-- Opening Marker --

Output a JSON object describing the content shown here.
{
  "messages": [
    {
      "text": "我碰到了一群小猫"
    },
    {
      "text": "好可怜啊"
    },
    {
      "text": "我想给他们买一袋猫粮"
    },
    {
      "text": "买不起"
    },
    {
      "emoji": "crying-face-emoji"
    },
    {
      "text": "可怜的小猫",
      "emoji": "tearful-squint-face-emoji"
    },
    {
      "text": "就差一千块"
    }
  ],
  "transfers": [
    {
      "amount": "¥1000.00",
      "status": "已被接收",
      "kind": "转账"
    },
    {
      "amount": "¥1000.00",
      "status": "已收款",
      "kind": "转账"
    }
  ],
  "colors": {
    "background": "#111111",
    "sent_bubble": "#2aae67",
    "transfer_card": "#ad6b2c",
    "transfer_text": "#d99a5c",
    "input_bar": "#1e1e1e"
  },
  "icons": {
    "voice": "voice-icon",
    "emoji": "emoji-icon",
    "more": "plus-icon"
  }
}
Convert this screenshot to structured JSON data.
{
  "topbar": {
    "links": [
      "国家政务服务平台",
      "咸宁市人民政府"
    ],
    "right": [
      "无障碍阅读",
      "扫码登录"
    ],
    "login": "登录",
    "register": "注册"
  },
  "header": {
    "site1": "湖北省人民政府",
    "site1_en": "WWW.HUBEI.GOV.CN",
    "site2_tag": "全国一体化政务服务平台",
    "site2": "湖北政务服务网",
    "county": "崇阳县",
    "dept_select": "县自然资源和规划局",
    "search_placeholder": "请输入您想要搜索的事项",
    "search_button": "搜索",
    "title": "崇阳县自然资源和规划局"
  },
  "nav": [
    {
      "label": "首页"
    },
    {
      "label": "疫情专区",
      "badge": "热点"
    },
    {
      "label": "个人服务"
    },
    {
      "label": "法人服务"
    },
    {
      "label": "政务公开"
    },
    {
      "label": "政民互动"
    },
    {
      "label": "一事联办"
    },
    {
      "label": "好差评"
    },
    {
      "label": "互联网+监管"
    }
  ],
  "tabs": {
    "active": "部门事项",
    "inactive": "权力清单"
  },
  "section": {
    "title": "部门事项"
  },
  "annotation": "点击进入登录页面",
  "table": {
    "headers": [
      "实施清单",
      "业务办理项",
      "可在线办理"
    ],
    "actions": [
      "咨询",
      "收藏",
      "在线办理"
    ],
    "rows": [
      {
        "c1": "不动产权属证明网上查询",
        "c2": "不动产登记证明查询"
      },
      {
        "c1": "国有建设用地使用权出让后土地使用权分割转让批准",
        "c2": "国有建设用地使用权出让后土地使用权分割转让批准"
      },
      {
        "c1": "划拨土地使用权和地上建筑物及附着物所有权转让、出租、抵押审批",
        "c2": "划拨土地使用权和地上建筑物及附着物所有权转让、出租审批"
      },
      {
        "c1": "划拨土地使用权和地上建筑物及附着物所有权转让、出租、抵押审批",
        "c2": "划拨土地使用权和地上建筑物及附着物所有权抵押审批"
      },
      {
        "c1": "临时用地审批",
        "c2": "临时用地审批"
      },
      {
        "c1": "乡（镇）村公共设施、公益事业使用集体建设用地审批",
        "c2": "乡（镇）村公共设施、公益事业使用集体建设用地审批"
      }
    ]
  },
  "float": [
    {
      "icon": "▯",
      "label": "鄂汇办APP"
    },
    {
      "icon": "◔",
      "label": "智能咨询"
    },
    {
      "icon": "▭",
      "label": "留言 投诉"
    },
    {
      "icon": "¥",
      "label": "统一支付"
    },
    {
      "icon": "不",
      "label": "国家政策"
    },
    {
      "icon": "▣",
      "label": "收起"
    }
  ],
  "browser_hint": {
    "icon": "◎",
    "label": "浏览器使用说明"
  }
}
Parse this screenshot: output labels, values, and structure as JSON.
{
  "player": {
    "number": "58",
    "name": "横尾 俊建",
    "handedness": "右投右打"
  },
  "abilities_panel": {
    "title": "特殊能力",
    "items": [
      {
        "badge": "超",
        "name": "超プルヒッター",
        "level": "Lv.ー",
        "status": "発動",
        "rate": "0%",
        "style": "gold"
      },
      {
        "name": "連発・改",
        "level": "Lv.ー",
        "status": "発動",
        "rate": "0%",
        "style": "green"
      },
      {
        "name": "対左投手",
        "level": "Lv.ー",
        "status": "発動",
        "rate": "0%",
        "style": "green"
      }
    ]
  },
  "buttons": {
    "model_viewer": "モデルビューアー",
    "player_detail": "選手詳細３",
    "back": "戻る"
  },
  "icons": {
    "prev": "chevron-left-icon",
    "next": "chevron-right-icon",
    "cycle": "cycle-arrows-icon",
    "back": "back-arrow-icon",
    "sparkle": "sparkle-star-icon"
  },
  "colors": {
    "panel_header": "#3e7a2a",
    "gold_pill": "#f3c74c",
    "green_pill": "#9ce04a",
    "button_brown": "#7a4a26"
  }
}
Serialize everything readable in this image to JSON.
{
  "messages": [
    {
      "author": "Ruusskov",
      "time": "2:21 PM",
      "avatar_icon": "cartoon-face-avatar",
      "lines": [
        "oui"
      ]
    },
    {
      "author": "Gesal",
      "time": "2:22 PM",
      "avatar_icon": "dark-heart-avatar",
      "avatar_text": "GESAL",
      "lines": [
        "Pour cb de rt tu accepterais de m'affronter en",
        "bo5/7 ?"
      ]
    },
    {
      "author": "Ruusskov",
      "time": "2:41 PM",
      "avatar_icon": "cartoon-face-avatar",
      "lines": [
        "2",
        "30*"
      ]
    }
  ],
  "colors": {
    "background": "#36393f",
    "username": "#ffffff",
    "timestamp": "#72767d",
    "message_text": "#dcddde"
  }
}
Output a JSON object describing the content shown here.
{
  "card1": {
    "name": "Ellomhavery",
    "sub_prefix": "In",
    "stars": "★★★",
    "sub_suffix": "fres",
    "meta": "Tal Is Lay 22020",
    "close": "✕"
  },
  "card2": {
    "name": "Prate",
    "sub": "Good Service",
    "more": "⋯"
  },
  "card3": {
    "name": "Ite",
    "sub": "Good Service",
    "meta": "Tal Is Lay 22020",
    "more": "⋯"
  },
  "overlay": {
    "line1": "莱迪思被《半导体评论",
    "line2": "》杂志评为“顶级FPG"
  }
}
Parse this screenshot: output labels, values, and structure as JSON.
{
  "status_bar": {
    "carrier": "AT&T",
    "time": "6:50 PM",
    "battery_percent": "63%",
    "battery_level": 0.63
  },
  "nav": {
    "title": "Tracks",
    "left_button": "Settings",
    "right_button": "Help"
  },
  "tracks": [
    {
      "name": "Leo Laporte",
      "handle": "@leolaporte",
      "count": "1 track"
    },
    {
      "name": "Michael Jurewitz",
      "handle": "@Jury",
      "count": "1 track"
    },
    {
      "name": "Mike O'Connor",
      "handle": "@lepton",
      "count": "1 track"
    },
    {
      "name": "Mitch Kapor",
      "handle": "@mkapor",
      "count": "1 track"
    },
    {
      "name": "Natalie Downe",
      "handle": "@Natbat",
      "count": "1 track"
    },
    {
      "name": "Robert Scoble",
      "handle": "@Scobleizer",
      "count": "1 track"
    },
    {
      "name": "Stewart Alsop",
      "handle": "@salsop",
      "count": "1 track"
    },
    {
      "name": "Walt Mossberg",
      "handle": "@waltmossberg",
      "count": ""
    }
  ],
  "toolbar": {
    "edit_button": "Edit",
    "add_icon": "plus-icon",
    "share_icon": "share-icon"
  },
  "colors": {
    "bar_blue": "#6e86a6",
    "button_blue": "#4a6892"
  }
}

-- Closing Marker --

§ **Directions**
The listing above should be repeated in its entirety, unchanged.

§ **Expected answer**
Output a JSON object describing the content shown here.
{
  "messages": [
    {
      "text": "我碰到了一群小猫"
    },
    {
      "text": "好可怜啊"
    },
    {
      "text": "我想给他们买一袋猫粮"
    },
    {
      "text": "买不起"
    },
    {
      "emoji": "crying-face-emoji"
    },
    {
      "text": "可怜的小猫",
      "emoji": "tearful-squint-face-emoji"
    },
    {
      "text": "就差一千块"
    }
  ],
  "transfers": [
    {
      "amount": "¥1000.00",
      "status": "已被接收",
      "kind": "转账"
    },
    {
      "amount": "¥1000.00",
      "status": "已收款",
      "kind": "转账"
    }
  ],
  "colors": {
    "background": "#111111",
    "sent_bubble": "#2aae67",
    "transfer_card": "#ad6b2c",
    "transfer_text": "#d99a5c",
    "input_bar": "#1e1e1e"
  },
  "icons": {
    "voice": "voice-icon",
    "emoji": "emoji-icon",
    "more": "plus-icon"
  }
}
Convert this screenshot to structured JSON data.
{
  "topbar": {
    "links": [
      "国家政务服务平台",
      "咸宁市人民政府"
    ],
    "right": [
      "无障碍阅读",
      "扫码登录"
    ],
    "login": "登录",
    "register": "注册"
  },
  "header": {
    "site1": "湖北省人民政府",
    "site1_en": "WWW.HUBEI.GOV.CN",
    "site2_tag": "全国一体化政务服务平台",
    "site2": "湖北政务服务网",
    "county": "崇阳县",
    "dept_select": "县自然资源和规划局",
    "search_placeholder": "请输入您想要搜索的事项",
    "search_button": "搜索",
    "title": "崇阳县自然资源和规划局"
  },
  "nav": [
    {
      "label": "首页"
    },
    {
      "label": "疫情专区",
      "badge": "热点"
    },
    {
      "label": "个人服务"
    },
    {
      "label": "法人服务"
    },
    {
      "label": "政务公开"
    },
    {
      "label": "政民互动"
    },
    {
      "label": "一事联办"
    },
    {
      "label": "好差评"
    },
    {
      "label": "互联网+监管"
    }
  ],
  "tabs": {
    "active": "部门事项",
    "inactive": "权力清单"
  },
  "section": {
    "title": "部门事项"
  },
  "annotation": "点击进入登录页面",
  "table": {
    "headers": [
      "实施清单",
      "业务办理项",
      "可在线办理"
    ],
    "actions": [
      "咨询",
      "收藏",
      "在线办理"
    ],
    "rows": [
      {
        "c1": "不动产权属证明网上查询",
        "c2": "不动产登记证明查询"
      },
      {
        "c1": "国有建设用地使用权出让后土地使用权分割转让批准",
        "c2": "国有建设用地使用权出让后土地使用权分割转让批准"
      },
      {
        "c1": "划拨土地使用权和地上建筑物及附着物所有权转让、出租、抵押审批",
        "c2": "划拨土地使用权和地上建筑物及附着物所有权转让、出租审批"
      },
      {
        "c1": "划拨土地使用权和地上建筑物及附着物所有权转让、出租、抵押审批",
        "c2": "划拨土地使用权和地上建筑物及附着物所有权抵押审批"
      },
      {
        "c1": "临时用地审批",
        "c2": "临时用地审批"
      },
      {
        "c1": "乡（镇）村公共设施、公益事业使用集体建设用地审批",
        "c2": "乡（镇）村公共设施、公益事业使用集体建设用地审批"
      }
    ]
  },
  "float": [
    {
      "icon": "▯",
      "label": "鄂汇办APP"
    },
    {
      "icon": "◔",
      "label": "智能咨询"
    },
    {
      "icon": "▭",
      "label": "留言 投诉"
    },
    {
      "icon": "¥",
      "label": "统一支付"
    },
    {
      "icon": "不",
      "label": "国家政策"
    },
    {
      "icon": "▣",
      "label": "收起"
    }
  ],
  "browser_hint": {
    "icon": "◎",
    "label": "浏览器使用说明"
  }
}
Parse this screenshot: output labels, values, and structure as JSON.
{
  "player": {
    "number": "58",
    "name": "横尾 俊建",
    "handedness": "右投右打"
  },
  "abilities_panel": {
    "title": "特殊能力",
    "items": [
      {
        "badge": "超",
        "name": "超プルヒッター",
        "level": "Lv.ー",
        "status": "発動",
        "rate": "0%",
        "style": "gold"
      },
      {
        "name": "連発・改",
        "level": "Lv.ー",
        "status": "発動",
        "rate": "0%",
        "style": "green"
      },
      {
        "name": "対左投手",
        "level": "Lv.ー",
        "status": "発動",
        "rate": "0%",
        "style": "green"
      }
    ]
  },
  "buttons": {
    "model_viewer": "モデルビューアー",
    "player_detail": "選手詳細３",
    "back": "戻る"
  },
  "icons": {
    "prev": "chevron-left-icon",
    "next": "chevron-right-icon",
    "cycle": "cycle-arrows-icon",
    "back": "back-arrow-icon",
    "sparkle": "sparkle-star-icon"
  },
  "colors": {
    "panel_header": "#3e7a2a",
    "gold_pill": "#f3c74c",
    "green_pill": "#9ce04a",
    "button_brown": "#7a4a26"
  }
}
Serialize everything readable in this image to JSON.
{
  "messages": [
    {
      "author": "Ruusskov",
      "time": "2:21 PM",
      "avatar_icon": "cartoon-face-avatar",
      "lines": [
        "oui"
      ]
    },
    {
      "author": "Gesal",
      "time": "2:22 PM",
      "avatar_icon": "dark-heart-avatar",
      "avatar_text": "GESAL",
      "lines": [
        "Pour cb de rt tu accepterais de m'affronter en",
        "bo5/7 ?"
      ]
    },
    {
      "author": "Ruusskov",
      "time": "2:41 PM",
      "avatar_icon": "cartoon-face-avatar",
      "lines": [
        "2",
        "30*"
      ]
    }
  ],
  "colors": {
    "background": "#36393f",
    "username": "#ffffff",
    "timestamp": "#72767d",
    "message_text": "#dcddde"
  }
}
Output a JSON object describing the content shown here.
{
  "card1": {
    "name": "Ellomhavery",
    "sub_prefix": "In",
    "stars": "★★★",
    "sub_suffix": "fres",
    "meta": "Tal Is Lay 22020",
    "close": "✕"
  },
  "card2": {
    "name": "Prate",
    "sub": "Good Service",
    "more": "⋯"
  },
  "card3": {
    "name": "Ite",
    "sub": "Good Service",
    "meta": "Tal Is Lay 22020",
    "more": "⋯"
  },
  "overlay": {
    "line1": "莱迪思被《半导体评论",
    "line2": "》杂志评为“顶级FPG"
  }
}
Parse this screenshot: output labels, values, and structure as JSON.
{
  "status_bar": {
    "carrier": "AT&T",
    "time": "6:50 PM",
    "battery_percent": "63%",
    "battery_level": 0.63
  },
  "nav": {
    "title": "Tracks",
    "left_button": "Settings",
    "right_button": "Help"
  },
  "tracks": [
    {
      "name": "Leo Laporte",
      "handle": "@leolaporte",
      "count": "1 track"
    },
    {
      "name": "Michael Jurewitz",
      "handle": "@Jury",
      "count": "1 track"
    },
    {
      "name": "Mike O'Connor",
      "handle": "@lepton",
      "count": "1 track"
    },
    {
      "name": "Mitch Kapor",
      "handle": "@mkapor",
      "count": "1 track"
    },
    {
      "name": "Natalie Downe",
      "handle": "@Natbat",
      "count": "1 track"
    },
    {
      "name": "Robert Scoble",
      "handle": "@Scobleizer",
      "count": "1 track"
    },
    {
      "name": "Stewart Alsop",
      "handle": "@salsop",
      "count": "1 track"
    },
    {
      "name": "Walt Mossberg",
      "handle": "@waltmossberg",
      "count": ""
    }
  ],
  "toolbar": {
    "edit_button": "Edit",
    "add_icon": "plus-icon",
    "share_icon": "share-icon"
  },
  "colors": {
    "bar_blue": "#6e86a6",
    "button_blue": "#4a6892"
  }
}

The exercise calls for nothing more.